The following observations of D, absorption in the neighbourhood of sun-spots were made with a 3-inch equatorial refractor and a large Thorp, prism-grating spectroscope, 15,000 lines to the inch, the eyepiece ordinarily employed being a Steinheil monocentric 20 m/m power 52. The identification of the several groups according to the Greenwich numeration will, it is hoped, be of service for comparison with spectro-heliographic and cognate studies of the same groups. In Table I. the numbers of the various groups and the dates on which they were observed are given, as well as the type or phase in the life-history of the groups at the times of observation, according to the classification of Father Cortie in his paper "On the Types of Sun-spot Disturbances," Astrophysical Journal, xiii., 4th May 1901.
In all the cases of absorption of D, observed, the dark line was never seen over the umbræ or penumbræ of the spots of any group, but between the spots, or on the photosphere in their neighbourhood. It would appear that some of these groups showed D, in absorption on certain days only, and not on others. This may be real; but as the appearance of D, is very intermittent, it is more likely to be due to the hour of observation; and had I been able to keep the groups under observation throughout the day, D, would probably have been seen near the spots some time or other of the day during the apparition, provided the groups remained active and agitated.
In Table II. are given the Greenwich numbers of those groups in the neighbourhood of which Dg was not observed.

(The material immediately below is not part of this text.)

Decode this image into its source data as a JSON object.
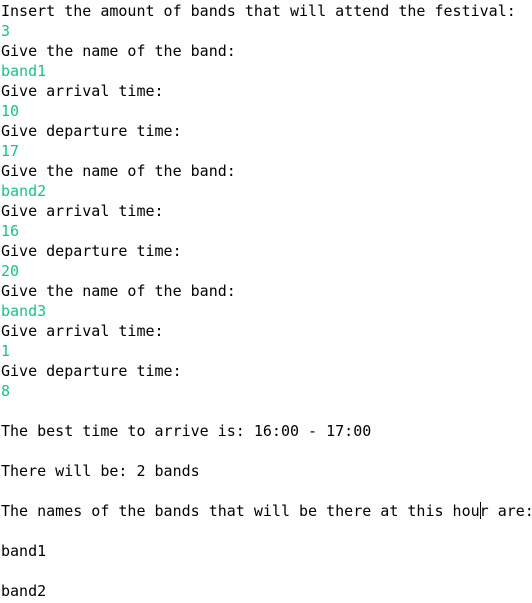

For the reason stated above, some of these groups may have shown the absorption effect of Dg at some time, but it was not observed.
As, however, most of these spots were small, or of a regular and quiescent nature, it is perhaps unlikely that D, was reversed.
A table follows showing the proportion of the total number of fresh groups observed each month with those that showed Dg.